What you are asked to do - Please return the records below exactly as they stand.

Source data -
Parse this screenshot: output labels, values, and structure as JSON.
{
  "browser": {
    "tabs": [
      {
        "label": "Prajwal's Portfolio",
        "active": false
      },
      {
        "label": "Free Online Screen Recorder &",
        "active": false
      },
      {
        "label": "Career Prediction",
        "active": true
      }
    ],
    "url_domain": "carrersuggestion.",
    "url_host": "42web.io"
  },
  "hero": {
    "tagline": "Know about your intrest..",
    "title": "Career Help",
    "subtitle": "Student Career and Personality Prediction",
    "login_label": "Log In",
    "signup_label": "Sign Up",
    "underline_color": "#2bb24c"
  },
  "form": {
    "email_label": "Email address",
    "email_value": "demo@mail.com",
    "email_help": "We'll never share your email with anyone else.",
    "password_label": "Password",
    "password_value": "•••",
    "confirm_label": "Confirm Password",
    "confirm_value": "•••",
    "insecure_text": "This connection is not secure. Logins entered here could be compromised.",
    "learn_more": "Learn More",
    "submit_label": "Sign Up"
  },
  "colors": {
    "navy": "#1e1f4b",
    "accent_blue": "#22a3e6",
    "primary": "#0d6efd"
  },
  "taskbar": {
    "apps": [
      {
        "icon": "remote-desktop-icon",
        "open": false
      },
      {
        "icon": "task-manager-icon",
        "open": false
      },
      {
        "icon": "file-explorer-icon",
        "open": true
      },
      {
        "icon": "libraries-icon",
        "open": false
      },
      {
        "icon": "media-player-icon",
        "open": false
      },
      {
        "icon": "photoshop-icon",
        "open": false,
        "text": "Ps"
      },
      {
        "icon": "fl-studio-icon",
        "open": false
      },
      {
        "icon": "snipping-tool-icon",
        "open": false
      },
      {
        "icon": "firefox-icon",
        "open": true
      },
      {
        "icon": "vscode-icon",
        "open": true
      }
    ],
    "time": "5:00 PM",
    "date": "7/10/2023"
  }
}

Reply to the exercise -
Parse this screenshot: output labels, values, and structure as JSON.
{
  "browser": {
    "tabs": [
      {
        "label": "Prajwal's Portfolio",
        "active": false
      },
      {
        "label": "Free Online Screen Recorder &",
        "active": false
      },
      {
        "label": "Career Prediction",
        "active": true
      }
    ],
    "url_domain": "carrersuggestion.",
    "url_host": "42web.io"
  },
  "hero": {
    "tagline": "Know about your intrest..",
    "title": "Career Help",
    "subtitle": "Student Career and Personality Prediction",
    "login_label": "Log In",
    "signup_label": "Sign Up",
    "underline_color": "#2bb24c"
  },
  "form": {
    "email_label": "Email address",
    "email_value": "demo@mail.com",
    "email_help": "We'll never share your email with anyone else.",
    "password_label": "Password",
    "password_value": "•••",
    "confirm_label": "Confirm Password",
    "confirm_value": "•••",
    "insecure_text": "This connection is not secure. Logins entered here could be compromised.",
    "learn_more": "Learn More",
    "submit_label": "Sign Up"
  },
  "colors": {
    "navy": "#1e1f4b",
    "accent_blue": "#22a3e6",
    "primary": "#0d6efd"
  },
  "taskbar": {
    "apps": [
      {
        "icon": "remote-desktop-icon",
        "open": false
      },
      {
        "icon": "task-manager-icon",
        "open": false
      },
      {
        "icon": "file-explorer-icon",
        "open": true
      },
      {
        "icon": "libraries-icon",
        "open": false
      },
      {
        "icon": "media-player-icon",
        "open": false
      },
      {
        "icon": "photoshop-icon",
        "open": false,
        "text": "Ps"
      },
      {
        "icon": "fl-studio-icon",
        "open": false
      },
      {
        "icon": "snipping-tool-icon",
        "open": false
      },
      {
        "icon": "firefox-icon",
        "open": true
      },
      {
        "icon": "vscode-icon",
        "open": true
      }
    ],
    "time": "5:00 PM",
    "date": "7/10/2023"
  }
}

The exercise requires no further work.